and switching on the result of Theme.of(context).targetPlatform, utilize the following methods:

Specific Platform Instance

To have a specific P-Widget utilize a specific platform theme only, such as Material or Cupertino, you can wrap
it in a PTheme instance:

  data: PThemeData(
    platform: TargetPlatform.android,  // or iOS
    child: child,

Or, more simply, utilize helper method:


Also, all P-widgets and methods allow you to override the PTheme with a renderPlatform parameter in their constructor
or calling method:

PButton("Hello Android", 
  renderPlatform: TargetPlatform.Android,

This will swap the rendering over to Material widgets for this specific widget.

Note: Wrapping a widget with the PTheme will propagate that instance down the widget hierarchy and is thus preferred than
manually specifying the renderPlatform for each individual widget.

Creating Your Own Platform-Adapting Widgets

We can extend upon the logic included in this library to build our own, powerful platform-adapting widgets.
Included in the library is the PlatformAdaptingWidget base class, which inherits from StatelessWidget.

class SamplePlatformWidget extends PlatformAdaptingWidget {
  final Color color;

  SamplePlatformWidget({Key key, @required this.color, TargetPlatform renderPlatform}) // should allow consumers to choose TargetPlatform
      : super(key: key, renderPlatform: renderPlatform);

  /// Render a material widget here.

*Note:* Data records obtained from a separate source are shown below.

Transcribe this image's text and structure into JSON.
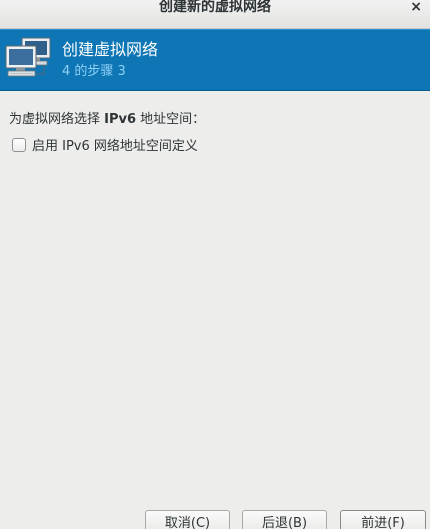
{
  "window": {
    "title": "创建新的虚拟网络",
    "close_glyph": "×"
  },
  "header": {
    "title": "创建虚拟网络",
    "subtitle": "4 的步骤 3",
    "icon": "network-computers-icon",
    "background_color": "#0e76b4"
  },
  "content": {
    "prompt_prefix": "为虚拟网络选择 ",
    "prompt_bold": "IPv6",
    "prompt_suffix": " 地址空间：",
    "checkbox": {
      "label": "启用 IPv6 网络地址空间定义",
      "checked": false
    }
  },
  "buttons": {
    "cancel": "取消(C)",
    "back": "后退(B)",
    "forward": "前进(F)"
  }
}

Most Material widgets require a Material Theme instance above it.
  get renderMaterial => (BuildContext context) {
        return BackButton(
          color: color,

  /// Render a cupertino widget here.
  get renderCupertino => (BuildContext context) {
        return CupertinoNavigationBarBackButton(
          color: color,

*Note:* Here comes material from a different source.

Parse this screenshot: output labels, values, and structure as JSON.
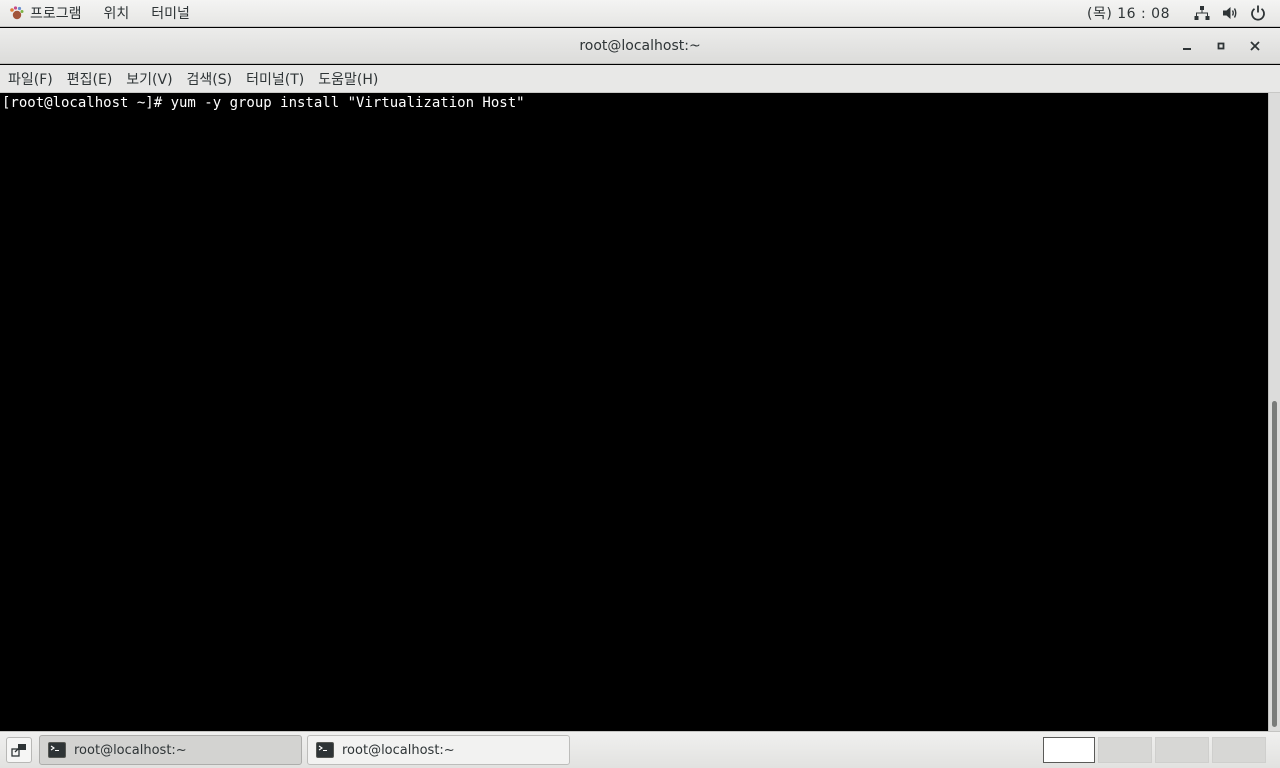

  /// Render a fuchsia widget here. (defaults to material)
    get renderFuchsia => (BuildContext context) {
          return BackButton(
            color: color,

Platform-specific logic

This library comes with a few standard ways to implement behavior based on platform.
You can utilize platformWrap, which allows you to specify a child, and on 1 or all platforms, wrap it
with another widget:

      child: PButton(
        padding: EdgeInsets.all(0.0),
        child: Text(title),
        color: Colors.red,
        onPressed: () {
          Navigator.push(context, PRoute.of(context, builder: page));
      renderCupertino: (context, child) => Padding(
            padding: EdgeInsets.only(bottom: 8.0),
            child: child,

You can specify any of renderCupertino, renderMaterial, or renderFuschia (or none).
Any render methods not specified default to the child.

Also, platformSelect is a helper that enables returning different objects based on platform in a unified way.
In our PlatformAdaptingWidget, we utilize it to return a different widget based on platform. You can use it to return any
return type based on platform:

  children: [
      renderMaterial: (context) => Text("I am android"),
      renderCupertino: (context) => Text("I am iOS"),
      renderFuchsia: (context) => Text("I am FUCHSIA")) 

renderMaterial and renderCupertino are required. renderFuchsia defaults to material.

or you can return a non-widget too:

  children: [
      renderMaterial: (context) => "I am android"),
      renderCupertino: (context) => "I am iOS",
      renderFuchsia: (context) => "I am FUCHSIA")) 

Source Code

Please Visit Flutter Platform Conforming Widgets Source Code at GitHub